- Written by Sílvia
"The Eichendorff cycle is certainly my most romantic and there is much of you in it." Robert Schumann wrote that to his fiancée Clara Wieck's in May 1840, just after writing in twenty days what would be published as Liederkreis, op. 39 (literally, "Circle of songs"). He had just begun to write Lieder and he would write much more that year 1840, but this cycle is still considered the most romantic by Schumann, even the reference when talking about a romantic song cycle.
For the first time, a cycle didn't tell a story, like An die ferne Geliebte, Die schöne Müllerin, Winterreise or even Schumann's Liederkreis, op. 24, with poems by Heinrich Heine, finished some weeks before. Nor did it have any unity regarding the poetic source: the poems came from different works. There are usually mentioned three novels that are supposed to include all the poems (like Wilhelm Meister's Apprenticeship includes the so well-known songs), but I've only been able to find some of them: In der Fremde, no. 1 belongs to Viel Larmen um nichts; Waldesgespräch, Die Stille, Wehmut and Zwielicht, to Ahnung und Gegenwart and Schöne Fremde, to Dichter und ihre Gesellen. I'm not sure that the rest of the poems are included in those works, but all of them were published in 1837 in the first of Eichendorff's poetry collection, that Schumann probably read.
So, what does it lead us to consider a cycle this twelve songs? Besides, of course, a musical structure that the composer should think accurately and, why not, the habit. What links all the lieder is, precisely, the romanticism mentioned by Schumann in his letter to Clara, the atmosphere that pervades the whole work. If we read the poems, we will see that most of them take place in the forest, often at night; loneliness, uprooting, loss, sadness, legends, threatening nature, pantheism... images that follow each other and create a purely romantic atmosphere; during the approximately thirty minutes that the cycle lasts, we feel ourselves part of a very specific time and landscape.
I think there is little doubt that this Schumann's cycle is a masterpiece and one of the most important in the repertoire but, surprisingly enough, I've hardly talked about it. We listened to four of its songs so far (Intermezzo, Waldesgespräch, Mondnacht, Auf einer Burg and Frühlingsnacht) but rereading the posts a few weeks ago I realised that I hadn't introduced it properly. There are still "beginner cycles" to be presented!
Today we're listening to Wolfgang Holzmair and Imogen Cooper performing In der Fremde, the first song of the cycle, that shouldn't be confused with In der Fremde, the ninth, or with any of the three In der Fremde that we find in Wolf's song collection; We're speaking of five different poems. When in doubt, we usually refer to the initial words; in this case, Aus der Heimat. In the first edition of the cycle, from 1842, our In der Fremde wasn't the first lied, but Der frohe Wandersmann, a piece composed by Schumann in June, a month after finishing the rest, where a wanderer lively begins his way (it has a similar nature to Das Wandern, the first Lied of Die schöne Müllerin. In the second and definitive edition of 1850, thas Lied was replaced by In der Fremde (in this case, we could translate the title to "Far from home"). Beyond their musical qualities when considering them as isolated pieces, is there some difference on the whole, depending on which song is the first one? In my opinion, yes; if you want to form an opinion you could listen to Der frohe Wilderman (published as Op. 77/1) and then to the Liederkreis, from Intermezzo on.

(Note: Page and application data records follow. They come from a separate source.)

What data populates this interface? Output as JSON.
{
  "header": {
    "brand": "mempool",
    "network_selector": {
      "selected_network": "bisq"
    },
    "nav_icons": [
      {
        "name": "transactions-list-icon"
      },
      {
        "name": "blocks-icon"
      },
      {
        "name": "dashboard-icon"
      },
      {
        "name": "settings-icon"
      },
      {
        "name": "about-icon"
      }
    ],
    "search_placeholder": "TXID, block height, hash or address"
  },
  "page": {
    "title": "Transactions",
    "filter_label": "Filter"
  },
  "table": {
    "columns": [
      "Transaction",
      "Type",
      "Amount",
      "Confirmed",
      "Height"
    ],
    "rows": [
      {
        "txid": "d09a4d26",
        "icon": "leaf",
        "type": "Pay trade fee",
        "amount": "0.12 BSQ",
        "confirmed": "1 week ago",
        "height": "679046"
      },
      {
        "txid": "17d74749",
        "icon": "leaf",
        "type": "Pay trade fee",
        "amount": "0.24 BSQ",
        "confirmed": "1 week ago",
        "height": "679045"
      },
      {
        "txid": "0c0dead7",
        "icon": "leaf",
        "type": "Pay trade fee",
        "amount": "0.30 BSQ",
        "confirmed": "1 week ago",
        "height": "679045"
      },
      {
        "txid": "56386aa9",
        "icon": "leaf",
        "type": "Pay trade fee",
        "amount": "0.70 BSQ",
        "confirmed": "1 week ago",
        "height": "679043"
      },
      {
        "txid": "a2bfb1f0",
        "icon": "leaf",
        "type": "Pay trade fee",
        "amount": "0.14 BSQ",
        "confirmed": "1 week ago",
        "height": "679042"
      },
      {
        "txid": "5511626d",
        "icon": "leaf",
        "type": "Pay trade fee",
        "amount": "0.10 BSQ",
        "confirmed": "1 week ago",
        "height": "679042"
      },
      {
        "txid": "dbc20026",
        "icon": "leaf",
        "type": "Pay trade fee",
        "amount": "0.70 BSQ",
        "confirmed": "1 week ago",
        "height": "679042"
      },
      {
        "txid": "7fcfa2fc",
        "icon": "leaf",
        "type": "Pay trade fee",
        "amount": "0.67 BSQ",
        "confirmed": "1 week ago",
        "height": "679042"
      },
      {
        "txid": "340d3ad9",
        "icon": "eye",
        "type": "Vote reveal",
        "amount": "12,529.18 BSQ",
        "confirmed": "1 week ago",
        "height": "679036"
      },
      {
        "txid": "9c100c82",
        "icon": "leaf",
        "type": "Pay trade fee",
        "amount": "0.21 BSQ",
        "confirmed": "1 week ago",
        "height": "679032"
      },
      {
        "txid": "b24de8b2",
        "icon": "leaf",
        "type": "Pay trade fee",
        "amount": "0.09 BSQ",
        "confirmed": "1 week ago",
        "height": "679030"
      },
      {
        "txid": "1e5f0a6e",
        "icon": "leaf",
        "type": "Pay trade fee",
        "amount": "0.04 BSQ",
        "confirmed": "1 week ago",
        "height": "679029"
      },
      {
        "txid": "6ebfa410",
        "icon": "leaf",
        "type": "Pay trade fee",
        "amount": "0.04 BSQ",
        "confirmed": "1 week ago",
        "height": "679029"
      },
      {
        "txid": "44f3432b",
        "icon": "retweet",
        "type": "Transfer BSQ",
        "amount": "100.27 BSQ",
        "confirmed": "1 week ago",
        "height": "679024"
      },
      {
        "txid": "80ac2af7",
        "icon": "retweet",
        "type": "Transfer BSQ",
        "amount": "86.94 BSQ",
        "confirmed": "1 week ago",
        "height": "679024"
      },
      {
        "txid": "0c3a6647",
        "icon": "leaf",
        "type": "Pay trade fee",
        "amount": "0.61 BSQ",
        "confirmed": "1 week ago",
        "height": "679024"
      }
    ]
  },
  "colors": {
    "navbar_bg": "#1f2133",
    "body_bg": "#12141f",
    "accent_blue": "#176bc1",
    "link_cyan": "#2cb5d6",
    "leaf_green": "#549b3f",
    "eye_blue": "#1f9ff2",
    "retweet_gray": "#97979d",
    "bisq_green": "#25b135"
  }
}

In der Fremde marks from the beginning the romantic atmosphere: the sense of not belonging, the threatening presence (real or symbolic) of a storm, death or a very usual concept at that time, the Waldeinsamkeit. This word isn't easy to translate, literally means "solitude in the woods", but the idea is easy to understand: have you ever been alone in the woods and felt at peace through communion with nature? Well, that's Waldeinsamkeit. This peace mentioned in the penultimate verse can't hide the certainty of being forgotten that closes the poem; we, the listeners, we'll decide if there is resignation, calmness, affliction or bitterness in those words. And whatever our perception, we will still have eleven more songs keep immersed in the imaginary of romanticism.
Aus der Heimat hinter den Blitzen rot
Da kommen die Wolken her,
Aber Vater und Mutter sind lange tot,
Es kennt mich dort keiner mehr.
Wie bald, ach wie bald kommt die stille Zeit,
Da ruhe ich auch, und über mir
Rauscht die schöne Waldeinsamkeit,
Und keiner kennt mich mehr hier.
From the direction of home, behind the red flashes of lightning
There come clouds,
But Father and Mother are long dead;
No one there knows me anymore.
How soon, ah, how soon will that quiet time come,
When I too shall rest, and over me
the beautiful forest's loneliness shall rustle,
And no one here shall know me anymore.
(translation by Emily Ezust)